Instructions for the task | Search the entries below for "label", and copy each line where it appears.

Website and app data records |
################
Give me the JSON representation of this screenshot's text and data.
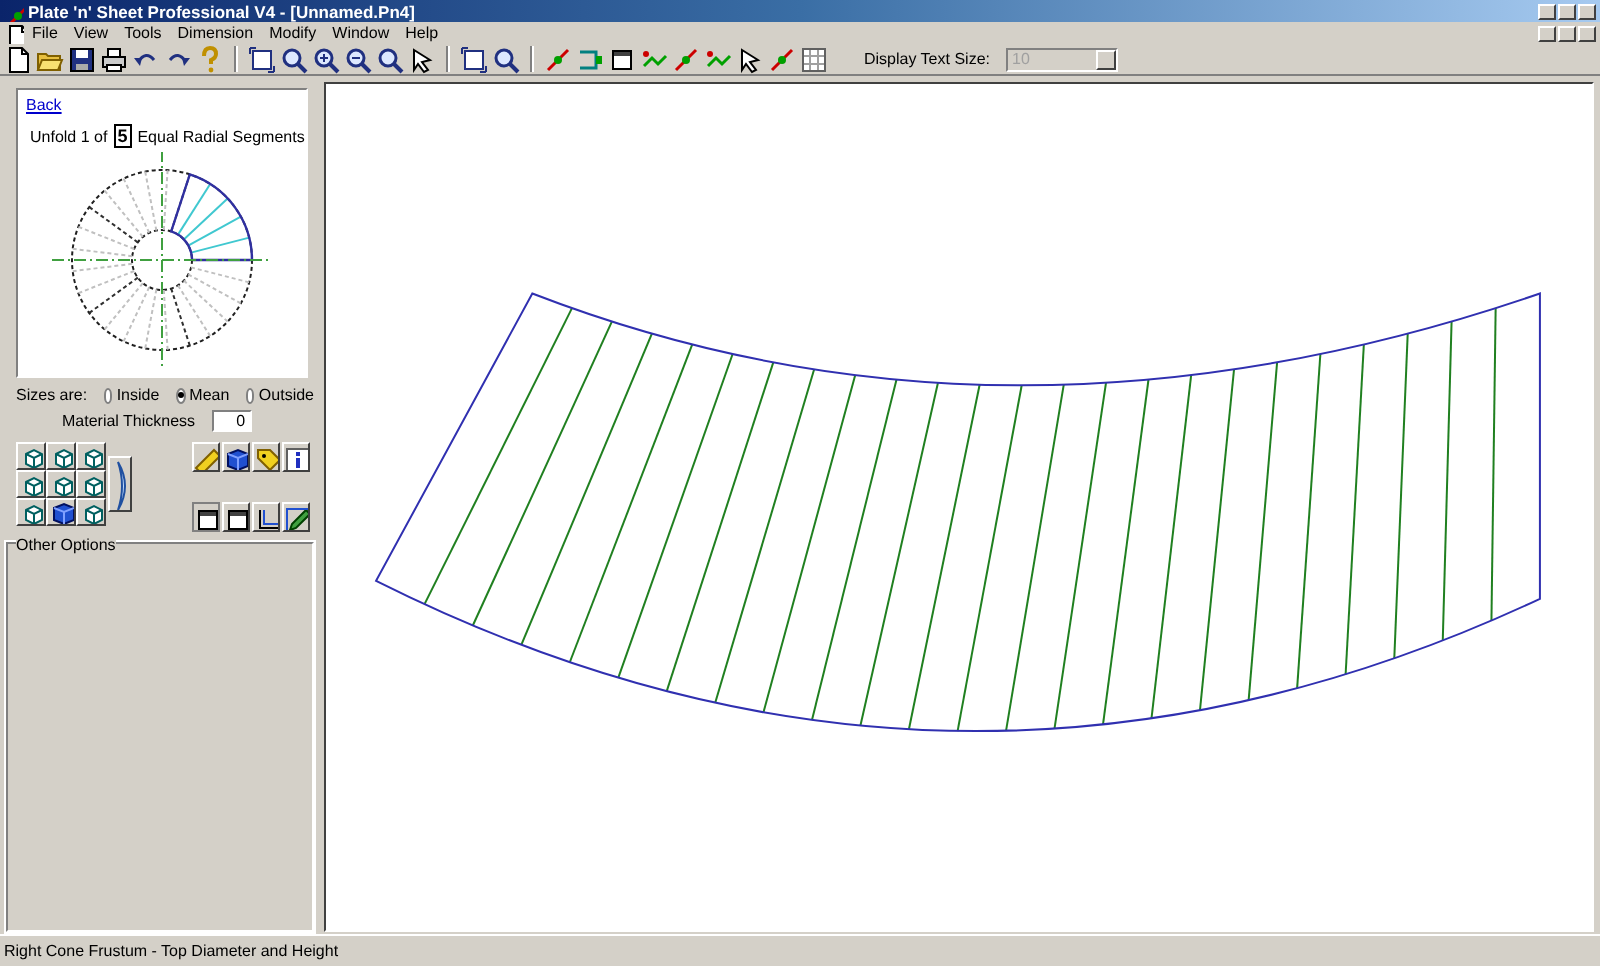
{
  "window": {
    "title": "Plate 'n' Sheet Professional V4 - [Unnamed.Pn4]"
  },
  "menu": [
    "File",
    "View",
    "Tools",
    "Dimension",
    "Modify",
    "Window",
    "Help"
  ],
  "toolbar": {
    "display_text_size": {
      "label": "Display Text Size:",
      "value": "10",
      "disabled": true
    }
  },
  "panel": {
    "back_link": "Back",
    "unfold": {
      "prefix": "Unfold 1 of",
      "count": "5",
      "suffix": "Equal Radial Segments"
    },
    "sizes": {
      "label": "Sizes are:",
      "options": [
        {
          "label": "Inside",
          "selected": false
        },
        {
          "label": "Mean",
          "selected": true
        },
        {
          "label": "Outside",
          "selected": false
        }
      ]
    },
    "material_thickness": {
      "label": "Material Thickness",
      "value": "0"
    },
    "other_options": {
      "title": "Other Options"
    }
  },
  "status_bar": "Right Cone Frustum - Top Diameter and Height"
}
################
Expected answer |
      "label": "Display Text Size:",
      "label": "Sizes are:",
          "label": "Inside",
          "label": "Mean",
          "label": "Outside",
      "label": "Material Thickness",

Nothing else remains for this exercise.